You’re probably breathing while you’re sitting here reading these sentences. Down, via your lungs, through the upper respiratory tract, which involves your mouth and nose; up, out the same way, after delivering the vital oxygen payload.
We believe that this is how most mammals breathe, but it’s possible that this isn’t the case. Rodents and pigs can even breathe from their butts, according to new findings.
New Way to Ventilate Patients
If the same strange capacity can be demonstrated in humans, delivery of oxygen through their rectal intestines like in pigs and rodents suggests a new, enema-like method of ventilating patients in respiratory distress.

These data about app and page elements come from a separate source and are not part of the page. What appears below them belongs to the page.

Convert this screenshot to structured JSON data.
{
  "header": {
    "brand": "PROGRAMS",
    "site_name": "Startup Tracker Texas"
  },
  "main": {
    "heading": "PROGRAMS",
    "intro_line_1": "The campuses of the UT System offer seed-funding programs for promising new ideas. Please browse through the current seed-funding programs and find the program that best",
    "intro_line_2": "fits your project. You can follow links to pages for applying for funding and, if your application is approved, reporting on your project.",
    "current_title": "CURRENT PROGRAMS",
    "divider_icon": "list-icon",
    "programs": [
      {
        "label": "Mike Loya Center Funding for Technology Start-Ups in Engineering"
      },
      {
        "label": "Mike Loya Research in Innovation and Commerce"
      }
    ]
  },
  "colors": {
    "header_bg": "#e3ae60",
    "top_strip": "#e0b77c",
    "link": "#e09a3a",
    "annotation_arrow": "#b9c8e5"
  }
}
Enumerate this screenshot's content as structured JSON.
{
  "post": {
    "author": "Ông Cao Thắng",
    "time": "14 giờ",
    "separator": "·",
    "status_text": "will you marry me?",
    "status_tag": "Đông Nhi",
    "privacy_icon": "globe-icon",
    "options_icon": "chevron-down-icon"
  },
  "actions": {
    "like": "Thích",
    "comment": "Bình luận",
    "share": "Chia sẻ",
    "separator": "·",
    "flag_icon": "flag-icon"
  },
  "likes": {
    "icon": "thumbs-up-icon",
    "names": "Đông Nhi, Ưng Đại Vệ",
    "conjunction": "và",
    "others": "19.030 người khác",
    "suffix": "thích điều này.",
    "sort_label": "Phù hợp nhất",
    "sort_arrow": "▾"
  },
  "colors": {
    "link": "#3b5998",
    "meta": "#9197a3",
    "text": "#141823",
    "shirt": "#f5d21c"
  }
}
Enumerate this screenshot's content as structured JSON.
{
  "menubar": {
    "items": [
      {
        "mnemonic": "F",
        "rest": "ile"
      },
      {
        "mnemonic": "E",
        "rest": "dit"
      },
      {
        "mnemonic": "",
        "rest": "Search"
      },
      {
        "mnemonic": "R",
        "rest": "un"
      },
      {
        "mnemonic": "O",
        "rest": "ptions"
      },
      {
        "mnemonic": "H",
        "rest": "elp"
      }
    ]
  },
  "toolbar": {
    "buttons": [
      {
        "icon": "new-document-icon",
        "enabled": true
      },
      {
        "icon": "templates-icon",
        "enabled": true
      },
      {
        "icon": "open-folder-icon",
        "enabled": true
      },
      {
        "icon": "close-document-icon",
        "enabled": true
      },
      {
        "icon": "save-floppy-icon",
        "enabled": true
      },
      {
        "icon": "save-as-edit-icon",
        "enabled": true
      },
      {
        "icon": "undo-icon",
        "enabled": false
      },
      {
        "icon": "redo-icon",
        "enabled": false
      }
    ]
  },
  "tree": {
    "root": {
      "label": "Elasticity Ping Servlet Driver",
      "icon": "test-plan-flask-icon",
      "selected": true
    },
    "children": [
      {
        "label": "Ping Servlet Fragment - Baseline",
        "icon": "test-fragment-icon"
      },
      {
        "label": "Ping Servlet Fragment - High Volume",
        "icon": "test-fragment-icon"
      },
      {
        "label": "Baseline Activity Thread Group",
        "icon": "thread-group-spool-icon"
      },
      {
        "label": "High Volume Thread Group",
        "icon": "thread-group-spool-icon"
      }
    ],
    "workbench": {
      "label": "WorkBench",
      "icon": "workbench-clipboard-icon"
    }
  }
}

Intestinal respiration can sound strange, but it’s been known about for a long time – at least in fish. Some aquatic animals, such as sea cucumbers, freshwater catfish, and freshwater loaches, may increase their oxygen intake by breathing through their guts in emergency low oxygen, or hypoxic, conditions.

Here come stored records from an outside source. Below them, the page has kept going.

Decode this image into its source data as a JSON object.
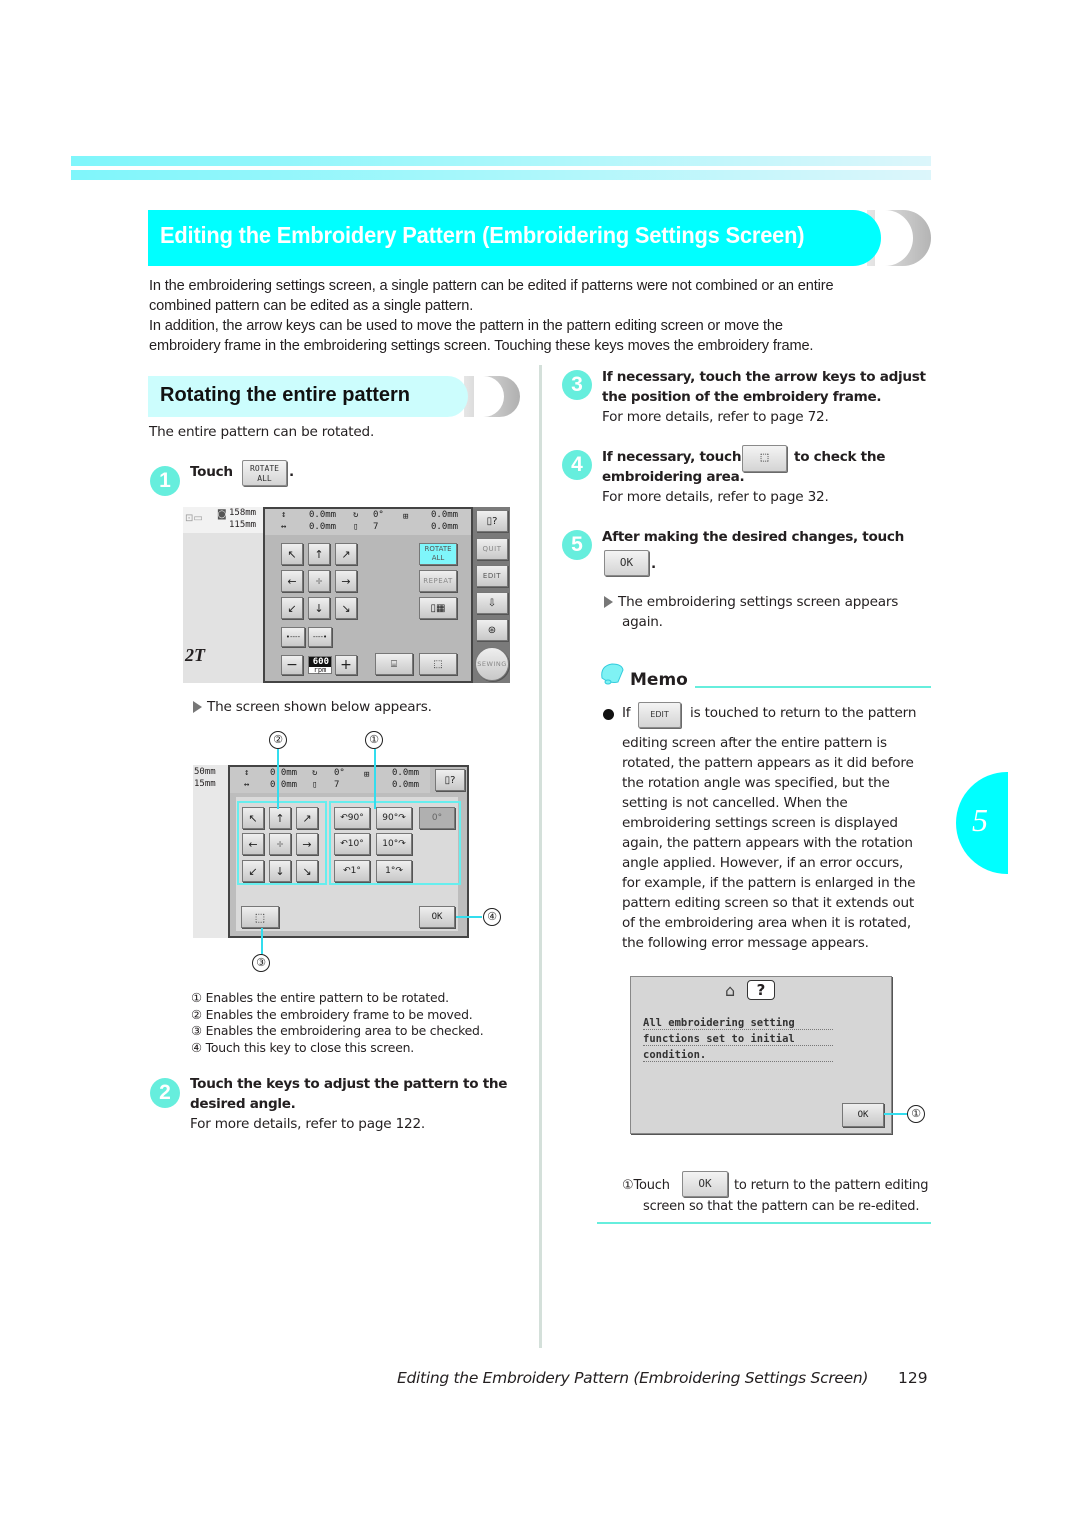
{
  "header": {
    "title": "Editing the Embroidery Pattern (Embroidering Settings Screen)",
    "intro": [
      "In the embroidering settings screen, a single pattern can be edited if patterns were not combined or an entire",
      "combined pattern can be edited as a single pattern.",
      "In addition, the arrow keys can be used to move the pattern in the pattern editing screen or move the",
      "embroidery frame in the embroidering settings screen. Touching these keys moves the embroidery frame."
    ]
  },
  "section": {
    "title": "Rotating the entire pattern",
    "lead": "The entire pattern can be rotated."
  },
  "steps": [
    {
      "num": "1",
      "text": "Touch",
      "key": "ROTATE ALL",
      "after": "."
    },
    {
      "num": "2",
      "line1": "Touch the keys to adjust the pattern to the",
      "line2": "desired angle.",
      "ref": "For more details, refer to page 122."
    },
    {
      "num": "3",
      "line1": "If necessary, touch the arrow keys to adjust",
      "line2": "the position of the embroidery frame.",
      "ref": "For more details, refer to page 72."
    },
    {
      "num": "4",
      "line1a": "If necessary, touch",
      "line1b": "to check the",
      "line2": "embroidering area.",
      "ref": "For more details, refer to page 32."
    },
    {
      "num": "5",
      "line1": "After making the desired changes, touch",
      "key": "OK",
      "after": ".",
      "result1": "The embroidering settings screen appears",
      "result2": "again."
    }
  ],
  "screen1": {
    "size_h": "158mm",
    "size_w": "115mm",
    "readout": {
      "v_offset": "0.0mm",
      "h_offset": "0.0mm",
      "angle": "0°",
      "colors": "7",
      "v_size": "0.0mm",
      "h_size": "0.0mm"
    },
    "buttons": {
      "rotate_all": "ROTATE\nALL",
      "repeat": "REPEAT",
      "quit": "QUIT",
      "edit": "EDIT",
      "sewing": "SEWING",
      "speed": "600",
      "speed_unit": "rpm",
      "minus": "−",
      "plus": "+"
    },
    "partial_text": "2T"
  },
  "result_after_step1": "The screen shown below appears.",
  "screen2": {
    "size_h": "50mm",
    "size_w": "15mm",
    "readout": {
      "v_offset": "0.0mm",
      "h_offset": "0.0mm",
      "angle": "0°",
      "colors": "7",
      "v_size": "0.0mm",
      "h_size": "0.0mm"
    },
    "rotate_keys": [
      "90°",
      "90°",
      "0°",
      "10°",
      "10°",
      "1°",
      "1°"
    ],
    "ok": "OK",
    "callouts": [
      "①",
      "②",
      "③",
      "④"
    ]
  },
  "legend": [
    "① Enables the entire pattern to be rotated.",
    "② Enables the embroidery frame to be moved.",
    "③ Enables the embroidering area to be checked.",
    "④ Touch this key to close this screen."
  ],
  "memo": {
    "title": "Memo",
    "if": "If",
    "key": "EDIT",
    "line1": "is touched to return to the pattern",
    "lines": [
      "editing screen after the entire pattern is",
      "rotated, the pattern appears as it did before",
      "the rotation angle was specified, but the",
      "setting is not cancelled. When the",
      "embroidering settings screen is displayed",
      "again, the pattern appears with the rotation",
      "angle applied. However, if an error occurs,",
      "for example, if the pattern is enlarged in the",
      "pattern editing screen so that it extends out",
      "of the embroidering area when it is rotated,",
      "the following error message appears."
    ],
    "error_dialog": {
      "lines": [
        "All embroidering setting",
        "functions set to initial",
        "condition."
      ],
      "ok": "OK",
      "callout": "①"
    },
    "note_prefix": "①Touch",
    "note_key": "OK",
    "note_line1": "to return to the pattern editing",
    "note_line2": "screen so that the pattern can be re-edited."
  },
  "chapter_tab": "5",
  "footer": {
    "running_title": "Editing the Embroidery Pattern (Embroidering Settings Screen)",
    "page": "129"
  }
}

Naturally, this posed the intriguing question of whether other species, including mammals, would do the same. Despite the odds, a group of Japanese and American scientists led by Kyoto University thoracic surgeon Ryo Okabe agreed to find out, in the hopes of evaluating the viability of rectal ventilators for human patients.
Testing is Important

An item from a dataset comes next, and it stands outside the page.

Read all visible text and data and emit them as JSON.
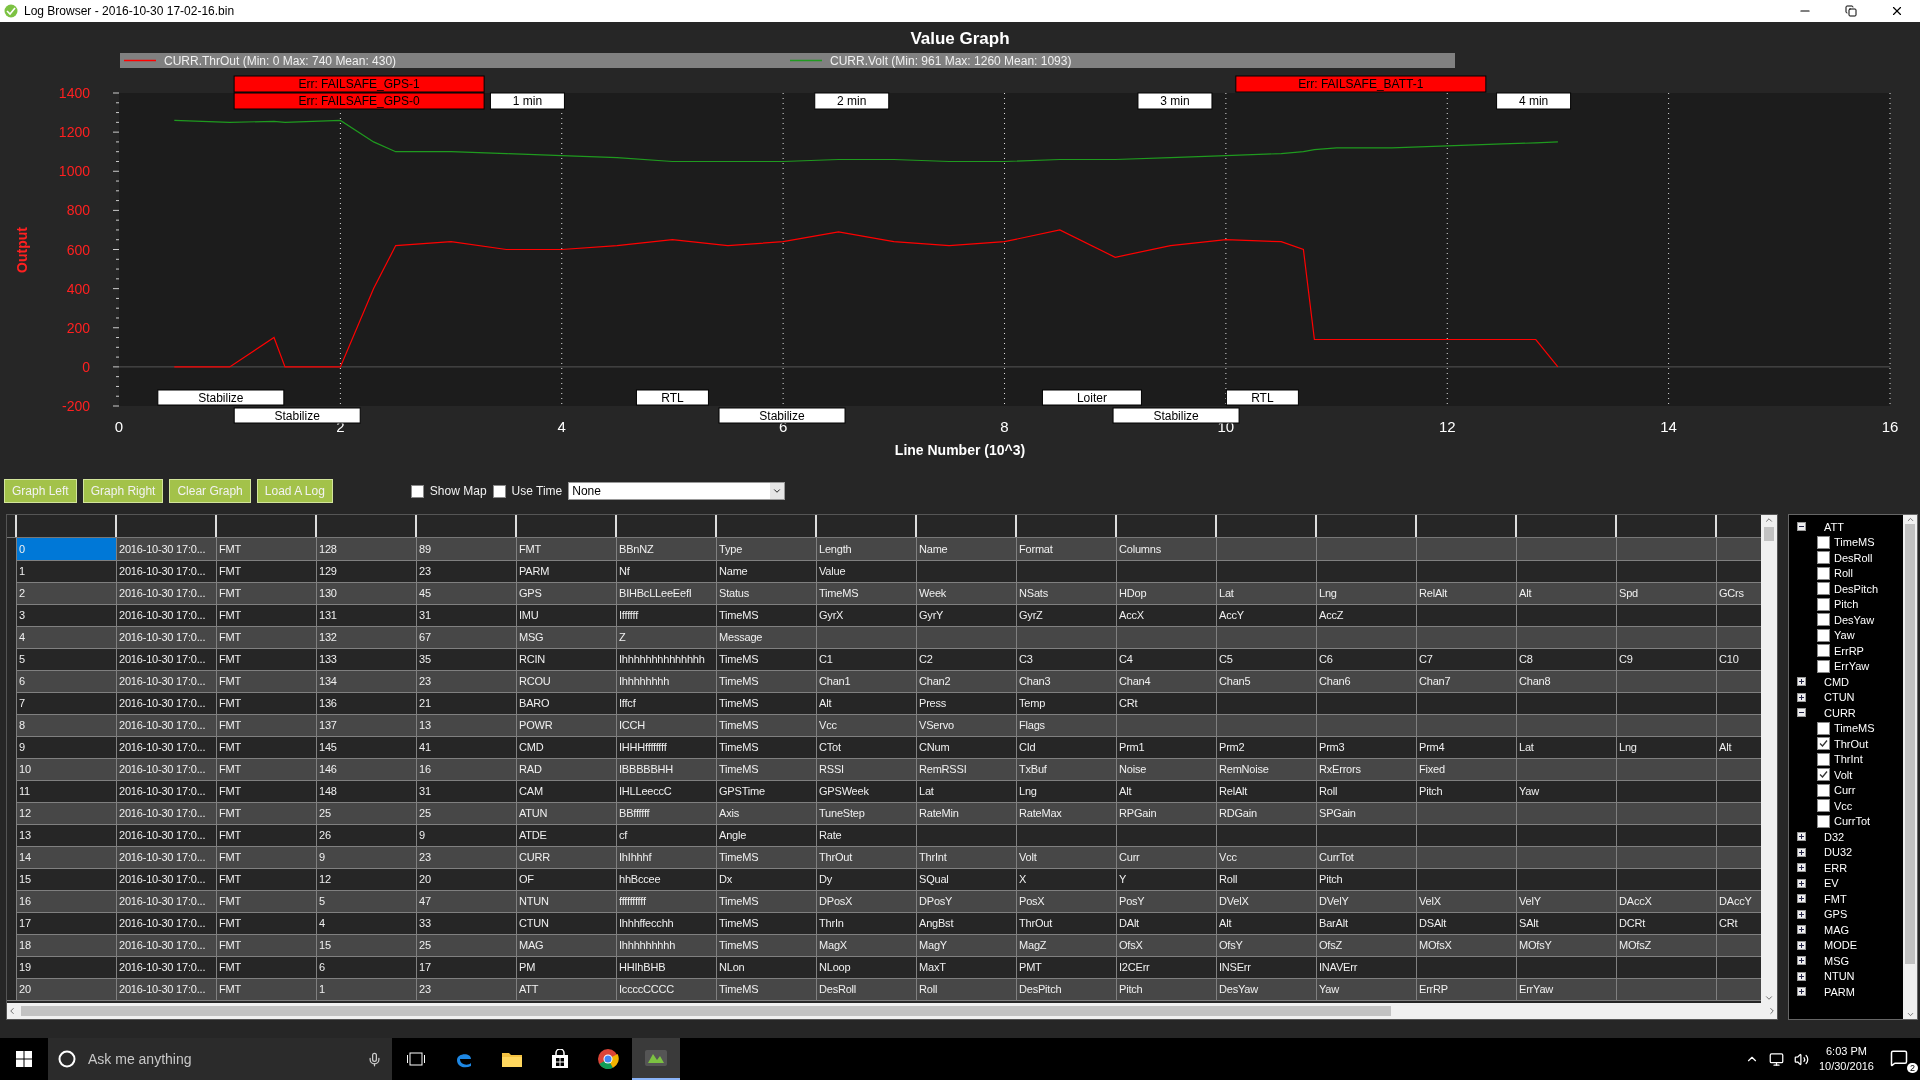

Gastroenterologist Takanori Takebe of the Tokyo Medical and Dental University and the Cincinnati Children’s Hospital Medical Center said that artificial respiratory support is crucial in the treatment of respiratory failure caused by serious illnesses like pneumonia or acute respiratory distress syndrome. Our approach may offer a new model for supporting critically ill patients with respiratory failure, but the side effects and safety must be carefully tested in humans.
Standard treatment solutions for patients with respiratory failure depend on mechanical ventilation or artificial lung systems, as the team points out; however, due to the current pandemic, there is a critical shortage of such instruments, and a safe alternative approach could provide life-saving additional support for patients in desperate situations.
Their test subjects were mice at first, but they were luckily anaesthetized for the next part. The researchers created an anally implantable oxygen ventilation system, induced hypoxia via tracheal intubation, and compared mice ventilated via the intestine to mice who did not receive any ventilation.
Not a single control mouse lived for more than 11 minutes. In comparison, mice given intestinal oxygen lived for an average of 50 minutes, with 75% of them surviving.
It took abrasion of the intestinal mucosa to achieve the most effective oxygen delivery to the gut lumen, which is a fascinating finding. The mice who were given intestinal ventilation without abrasion lived for just 18 minutes on average.
Since gut abrasion is unlikely to be feasible for human patients – especially those who are sick enough that intestinal ventilation is a viable choice – the team looked for other options.
They used liquid perfluorochemicals, which are chemicals in which the hydrogen atoms have been substituted with fluorine.
What was Ensured?
These have a number of characteristics that make them a good candidate for ventilation, including high gas solubility and physical properties. Patients with respiratory failure have been treated with liquid perfluorochemicals in the past, with varying degrees of effectiveness, by partially filling their lungs to allow oxygen transfer. For this reason, perfluorochemicals have been deemed clinically safe.
As a result, the researchers experimented with enriching a perfluorocarbon with oxygen and treating mice, rats, and pigs with it.
The mice were put in a low-oxygen chamber; those who were given perfluorocarbon ventilation were able to walk for longer periods of time and had more oxygen enter their hearts than those who were not. Rats were also given the perfluorochemical to see if it was absorbed by their bodies and if it was clean.
Finally, respiratory distress was minimised in anaesthetized pigs under non-lethal hypoxic conditions using perfluorochemical intestinal ventilation. Their skin became warm and flushed, and their oxygen levels rose, all without any noticeable side effects.
So Next are Humans? Will it work ?
It’s uncertain if a similar strategy will work in humans, but the researchers are hopeful.
Takebe said that it’s uncertain if a similar method will work in humans, but the team believes that the amount of arterial oxygenation provided by our ventilation system, if scaled up for human use, would likely be adequate to treat patients with serious respiratory failure, potentially saving lives.
You can read the findings published in Med.